_BRIEF:_ Search the material for the string "JSON", then return every line where it is found.

_RECORDS:_
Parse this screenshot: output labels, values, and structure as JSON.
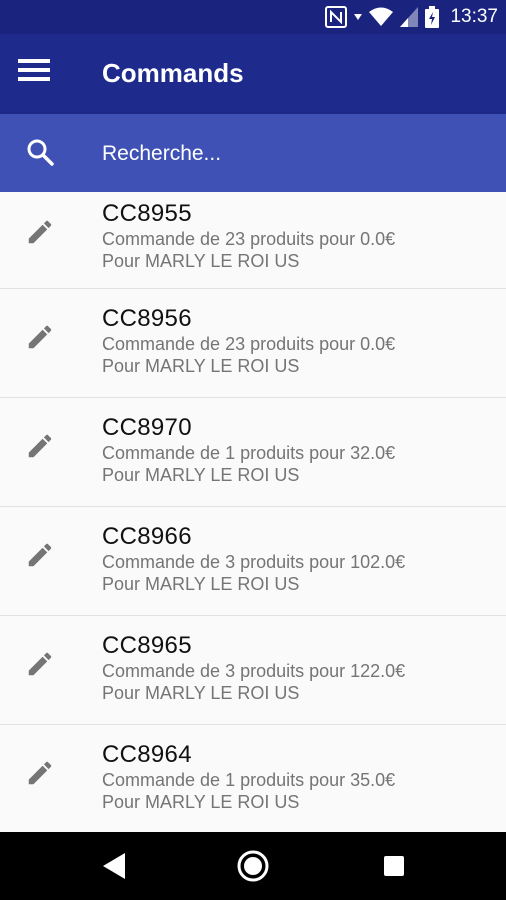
{
  "status_bar": {
    "time": "13:37",
    "icons": [
      "nfc-icon",
      "wifi-icon",
      "signal-icon",
      "battery-charging-icon"
    ]
  },
  "app_bar": {
    "title": "Commands",
    "menu_icon": "hamburger-menu-icon"
  },
  "search": {
    "placeholder": "Recherche...",
    "value": "",
    "icon": "search-icon"
  },
  "commands": [
    {
      "code": "CC8955",
      "description": "Commande de 23 produits pour 0.0€",
      "destination": "Pour MARLY LE ROI US"
    },
    {
      "code": "CC8956",
      "description": "Commande de 23 produits pour 0.0€",
      "destination": "Pour MARLY LE ROI US"
    },
    {
      "code": "CC8970",
      "description": "Commande de 1 produits pour 32.0€",
      "destination": "Pour MARLY LE ROI US"
    },
    {
      "code": "CC8966",
      "description": "Commande de 3 produits pour 102.0€",
      "destination": "Pour MARLY LE ROI US"
    },
    {
      "code": "CC8965",
      "description": "Commande de 3 produits pour 122.0€",
      "destination": "Pour MARLY LE ROI US"
    },
    {
      "code": "CC8964",
      "description": "Commande de 1 produits pour 35.0€",
      "destination": "Pour MARLY LE ROI US"
    }
  ],
  "nav_bar": {
    "icons": [
      "back-icon",
      "home-icon",
      "recents-icon"
    ]
  },
  "colors": {
    "status_bar": "#1a237e",
    "app_bar": "#1f2b8c",
    "search_bar": "#3f51b5",
    "list_background": "#fafafa",
    "nav_bar": "#000000"
  }
}
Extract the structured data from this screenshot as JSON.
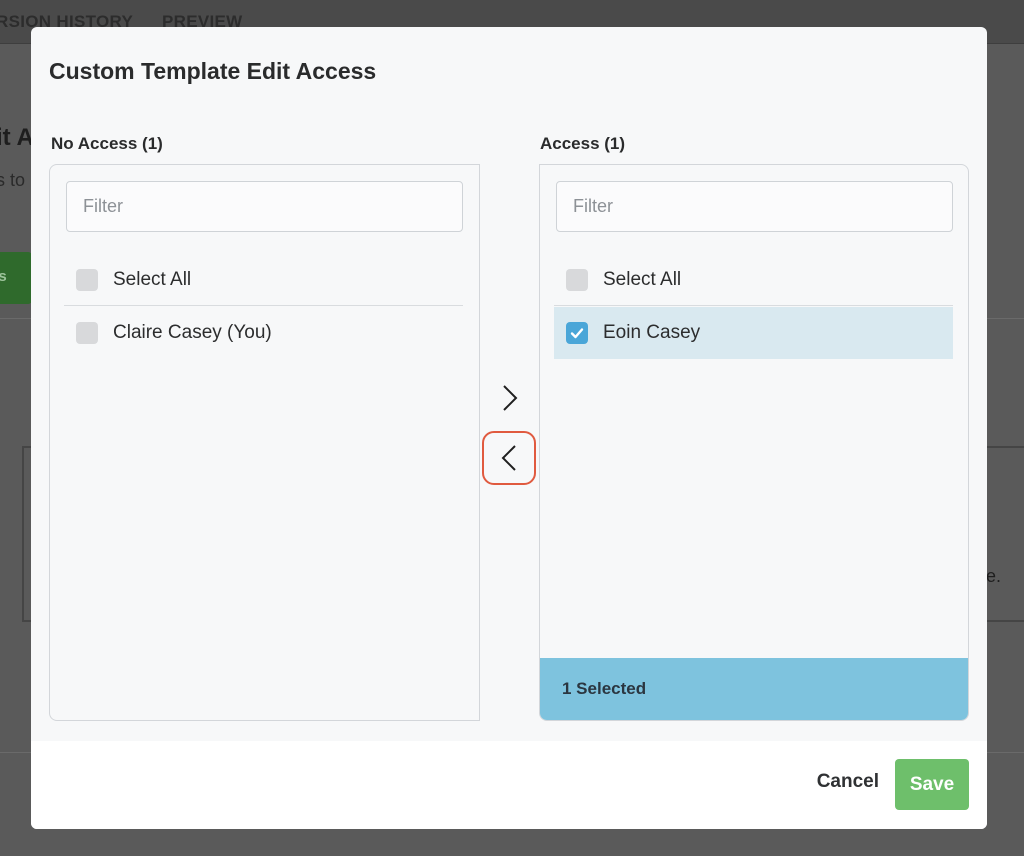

_ANSWER AREA:_
Parse this screenshot: output labels, values, and structure as JSON.
Extract the structured data from this screenshot as JSON.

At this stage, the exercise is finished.